-- EXERCISE DESCRIPTION --
Exactly as written, please set down all of the entries again, with no pictures.

-- RECORDS FOR THIS TASK --
+---+

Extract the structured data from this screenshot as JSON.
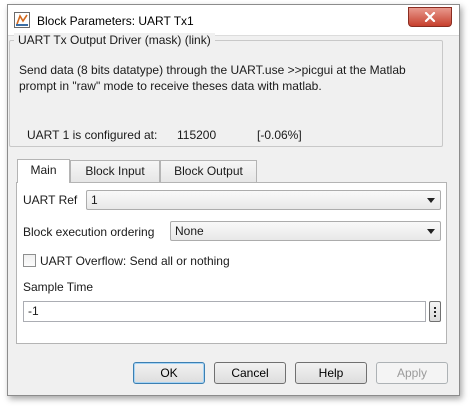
{
  "window": {
    "title": "Block Parameters: UART Tx1"
  },
  "mask": {
    "group_title": "UART Tx Output Driver (mask) (link)",
    "description": "Send data (8 bits datatype) through the UART.use >>picgui at the Matlab prompt in \"raw\" mode to receive theses data with matlab.",
    "uart_label": "UART 1 is configured at:",
    "baud_value": "115200",
    "error_value": "[-0.06%]"
  },
  "tabs": [
    {
      "label": "Main",
      "active": true
    },
    {
      "label": "Block Input",
      "active": false
    },
    {
      "label": "Block Output",
      "active": false
    }
  ],
  "params": {
    "uart_ref_label": "UART Ref",
    "uart_ref_value": "1",
    "exec_order_label": "Block execution ordering",
    "exec_order_value": "None",
    "overflow_label": "UART Overflow: Send all or nothing",
    "overflow_checked": false,
    "sample_time_label": "Sample Time",
    "sample_time_value": "-1"
  },
  "buttons": {
    "ok": "OK",
    "cancel": "Cancel",
    "help": "Help",
    "apply": "Apply"
  },
  "icons": {
    "app": "simulink-block-icon",
    "close": "close-icon",
    "dropdown": "chevron-down-icon",
    "more": "vertical-ellipsis-icon"
  },
  "colors": {
    "close_button": "#c7402d",
    "dialog_background": "#f0f0f0",
    "default_button_border": "#3c7fb1"
  }
}
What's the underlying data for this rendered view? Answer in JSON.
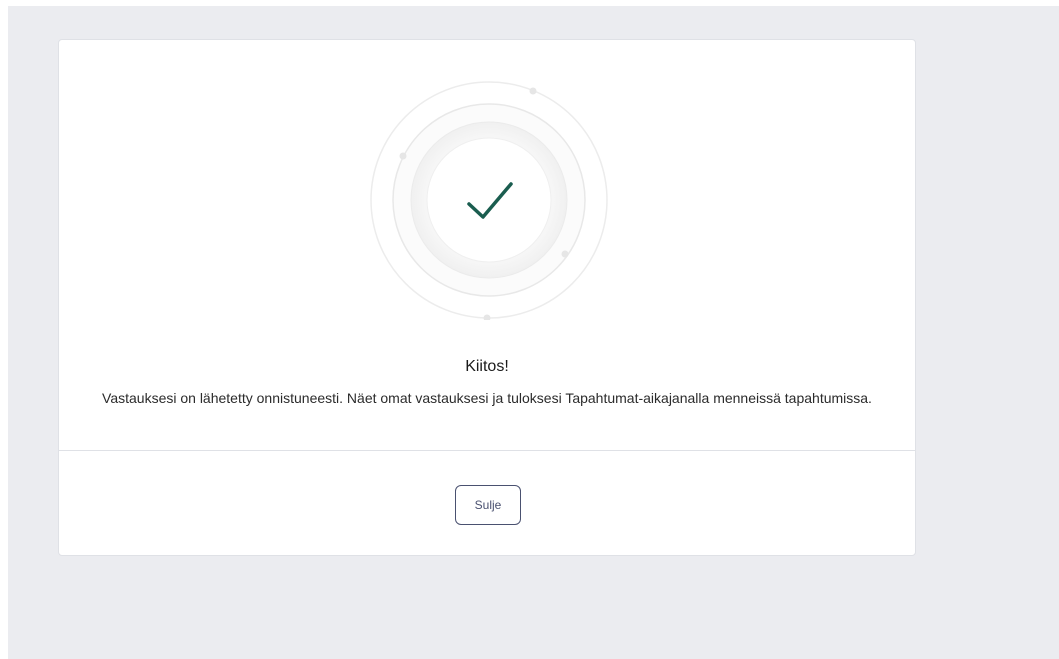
{
  "dialog": {
    "title": "Kiitos!",
    "message": "Vastauksesi on lähetetty onnistuneesti. Näet omat vastauksesi ja tuloksesi Tapahtumat-aikajanalla menneissä tapahtumissa.",
    "close_label": "Sulje",
    "success_icon": "checkmark-icon"
  },
  "colors": {
    "check": "#1a5d4f",
    "button_border": "#4a5170",
    "backdrop": "#ebecf0"
  }
}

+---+

-- YOUR SOLUTION --
Extract the structured data from this screenshot as JSON.
{
  "window": {
    "title": "Block Parameters: UART Tx1"
  },
  "mask": {
    "group_title": "UART Tx Output Driver (mask) (link)",
    "description": "Send data (8 bits datatype) through the UART.use >>picgui at the Matlab prompt in \"raw\" mode to receive theses data with matlab.",
    "uart_label": "UART 1 is configured at:",
    "baud_value": "115200",
    "error_value": "[-0.06%]"
  },
  "tabs": [
    {
      "label": "Main",
      "active": true
    },
    {
      "label": "Block Input",
      "active": false
    },
    {
      "label": "Block Output",
      "active": false
    }
  ],
  "params": {
    "uart_ref_label": "UART Ref",
    "uart_ref_value": "1",
    "exec_order_label": "Block execution ordering",
    "exec_order_value": "None",
    "overflow_label": "UART Overflow: Send all or nothing",
    "overflow_checked": false,
    "sample_time_label": "Sample Time",
    "sample_time_value": "-1"
  },
  "buttons": {
    "ok": "OK",
    "cancel": "Cancel",
    "help": "Help",
    "apply": "Apply"
  },
  "icons": {
    "app": "simulink-block-icon",
    "close": "close-icon",
    "dropdown": "chevron-down-icon",
    "more": "vertical-ellipsis-icon"
  },
  "colors": {
    "close_button": "#c7402d",
    "dialog_background": "#f0f0f0",
    "default_button_border": "#3c7fb1"
  }
}
What's the underlying data for this rendered view? Answer in JSON.
{
  "dialog": {
    "title": "Kiitos!",
    "message": "Vastauksesi on lähetetty onnistuneesti. Näet omat vastauksesi ja tuloksesi Tapahtumat-aikajanalla menneissä tapahtumissa.",
    "close_label": "Sulje",
    "success_icon": "checkmark-icon"
  },
  "colors": {
    "check": "#1a5d4f",
    "button_border": "#4a5170",
    "backdrop": "#ebecf0"
  }
}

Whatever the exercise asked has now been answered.